Always in motion is the future for Star Wars, especially when it comes to the franchise’s movie business. On Thursday, Lucasfilm and Disney updated Star Wars fans on a development that felt inevitable: The Patty Jenkins-directed dogfighting film Star Wars: Rogue Squadron isn’t happening, at least, not by that project’s planned December 2023 release date. It may not be happening at all, ever.
Star Wars fans who long to see the franchise return to movie theaters will have to wait until December 2025, at the earliest.
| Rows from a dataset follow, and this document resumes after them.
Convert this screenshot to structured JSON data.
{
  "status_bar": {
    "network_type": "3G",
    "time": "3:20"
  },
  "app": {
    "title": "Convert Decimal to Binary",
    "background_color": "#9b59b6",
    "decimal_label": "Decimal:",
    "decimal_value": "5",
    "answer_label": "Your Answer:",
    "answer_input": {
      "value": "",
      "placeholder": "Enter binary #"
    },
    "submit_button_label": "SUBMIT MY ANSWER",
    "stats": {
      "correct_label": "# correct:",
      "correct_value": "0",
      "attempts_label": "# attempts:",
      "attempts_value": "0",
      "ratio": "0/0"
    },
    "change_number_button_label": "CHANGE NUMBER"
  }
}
That’s when Disney theoretically plans to release an untitled Star Wars film, with no clear indication of what it’s about or who’s making it. Another untitled Star Wars movie is on the books for 2027. Same story.
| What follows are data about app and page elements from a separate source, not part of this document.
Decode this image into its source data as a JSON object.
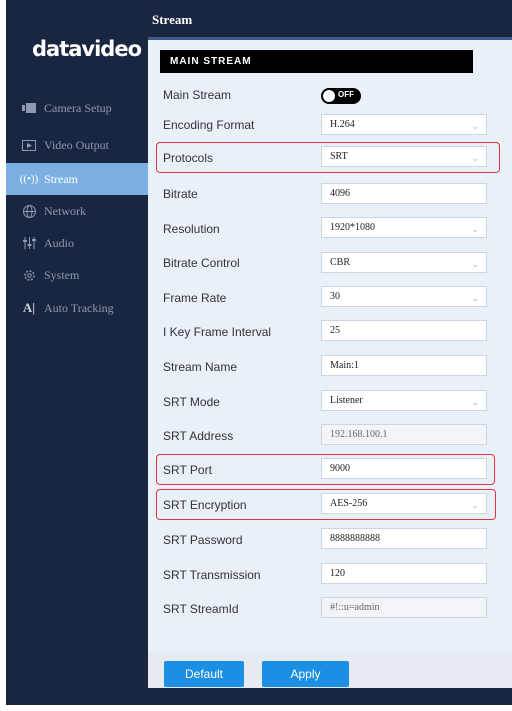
{
  "header": {
    "title": "Stream"
  },
  "brand": {
    "logo": "datavideo"
  },
  "sidebar": {
    "items": [
      {
        "label": "Camera Setup",
        "icon": "camera-icon"
      },
      {
        "label": "Video Output",
        "icon": "video-output-icon"
      },
      {
        "label": "Stream",
        "icon": "stream-icon",
        "active": true
      },
      {
        "label": "Network",
        "icon": "globe-icon"
      },
      {
        "label": "Audio",
        "icon": "audio-sliders-icon"
      },
      {
        "label": "System",
        "icon": "gear-icon"
      },
      {
        "label": "Auto Tracking",
        "icon": "auto-tracking-icon"
      }
    ]
  },
  "section": {
    "title": "MAIN STREAM"
  },
  "form": {
    "main_stream": {
      "label": "Main Stream",
      "toggle": "OFF"
    },
    "encoding_format": {
      "label": "Encoding Format",
      "value": "H.264"
    },
    "protocols": {
      "label": "Protocols",
      "value": "SRT"
    },
    "bitrate": {
      "label": "Bitrate",
      "value": "4096"
    },
    "resolution": {
      "label": "Resolution",
      "value": "1920*1080"
    },
    "bitrate_control": {
      "label": "Bitrate Control",
      "value": "CBR"
    },
    "frame_rate": {
      "label": "Frame Rate",
      "value": "30"
    },
    "i_key_frame_interval": {
      "label": "I Key Frame Interval",
      "value": "25"
    },
    "stream_name": {
      "label": "Stream Name",
      "value": "Main:1"
    },
    "srt_mode": {
      "label": "SRT Mode",
      "value": "Listener"
    },
    "srt_address": {
      "label": "SRT Address",
      "value": "192.168.100.1"
    },
    "srt_port": {
      "label": "SRT Port",
      "value": "9000"
    },
    "srt_encryption": {
      "label": "SRT Encryption",
      "value": "AES-256"
    },
    "srt_password": {
      "label": "SRT Password",
      "value": "8888888888"
    },
    "srt_transmission": {
      "label": "SRT Transmission",
      "value": "120"
    },
    "srt_streamid": {
      "label": "SRT StreamId",
      "value": "#!::u=admin"
    }
  },
  "footer": {
    "default_label": "Default",
    "apply_label": "Apply"
  },
  "colors": {
    "sidebar_bg": "#1a2540",
    "active_nav": "#7cb0e3",
    "button": "#1c8ee3",
    "highlight": "#e0353a"
  }
}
News of yet another Star Wars movie vanishing from Disney’s schedule now feels routine. Projects set in a galaxy far, far away are announced, often with marquee directors and writers attached, only to fizzle out or frustratingly go missing in action. While the Disney-owned Marvel Studios offers clear direction on its theatrical slate stretching out to 2025, spanning at least nine feature films, Star Wars fans don’t know when, or even if, the franchise will ever realistically return to theaters.
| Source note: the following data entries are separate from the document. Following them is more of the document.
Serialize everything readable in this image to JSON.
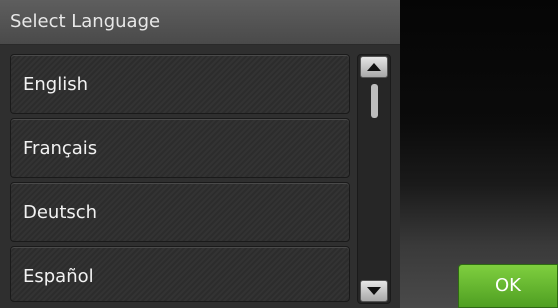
{
  "header": {
    "title": "Select Language"
  },
  "languages": [
    {
      "label": "English"
    },
    {
      "label": "Français"
    },
    {
      "label": "Deutsch"
    },
    {
      "label": "Español"
    }
  ],
  "scrollbar": {
    "up_icon": "triangle-up-icon",
    "down_icon": "triangle-down-icon"
  },
  "actions": {
    "ok_label": "OK"
  },
  "colors": {
    "ok_green": "#5fb12f",
    "panel_gray": "#3c3c3c"
  }
}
Currently, Star Wars fans’ best hope seems to be the planned Star Wars theatrical project from writer-director Taika Waititi, who’s coming off the tepidly received Thor: Love and Thunder, a potentially worrying bellwether. In-development projects set in the Star Wars galaxy from filmmakers Josh Trank, Colin Trevorrow, Patty Jenkins, and David Benioff and D.B. Weiss have been scrapped or fizzled out after those directors’ respective Hollywood misfires. (Fantastic Four, The Book of Henry, Wonder Woman 1984, and Game of Thrones’ finale.) Given Star Wars’ recent shaky history with luring in and then losing talent, it isn’t a safe bet that Waititi’s plan to expand the galaxy with brand-new characters and worlds will ever come to fruition.
The same is true for Rian Johnson’s announced Star Wars series, announced more than five years ago. With Johnson both a target of Star Wars’ fans ire for his storytelling choices in The Last Jedi and a trilogy of Knives Out movies to wrap up at Netflix, it’s not hard to imagine that he’ll ultimately walk away from the project in favor of something more comfortable. But at least Johnson himself seems optimistic, recently telling Indiewire his Star Wars project is “just at this point a matter of schedule and when it can happen. It would break my heart if I were finished, if I couldn’t get back in that sandbox at some point.”
There’s also the vaporous Star Wars movie meant to be produced by Marvel Studios president Kevin Feige, which seems like something Feige is far too busy to do right now. (The writer on that project, Loki series creator and Doctor Strange in the Multiverse of Madness writer Michael Waldron, said he was “busy, off writing this little Star Wars movie” back in May, the only real sign of life there.)
If any of those projects do happen, they could be set in a heretofore unexplored era of Star Wars, post-Episode IX — The Rise of Skywalker. “We’re moving further beyond the existing sequels as we look to our movie space,” Lucasfilm president Kathleen Kennedy told Empire at this year’s Star Wars Celebration. “[The sequel era] is what we talk a lot about in terms of where we’re going with our movies, and just how far out from that we’ll go. That’s very much the space we’re concentrating on.”
For now, Lucasfilm seems content on clinging to the past, and to Disney Plus television series, for Star Wars storytelling opportunities. There’s the prequel-to-a-prequel Andor, which will flesh out the story of the Rebellion in the lead up to the events of Rogue One: A Star Wars Story; the post-Return of the Jedi-set series Ahsoka, The Mandalorian, and Skeleton Crew; and The Acolyte, a less nostalgia-reliant journey into Star Wars’ past, set 100 years before the events of George Lucas’ prequel era.
Whether Star Wars can be yanked back into its future, and once again cast onto the silver screen, remains to be seen. It may not matter: Star Wars is often better when new movies aren’t coming out and dominating the cultural conversation. But Star Wars fans are used to waiting to return to the theater: A 16-year gap separated Return of the Jedi and The Phantom Menace at the cineplex, after all. They may be in for yet another lengthy lesson in patience.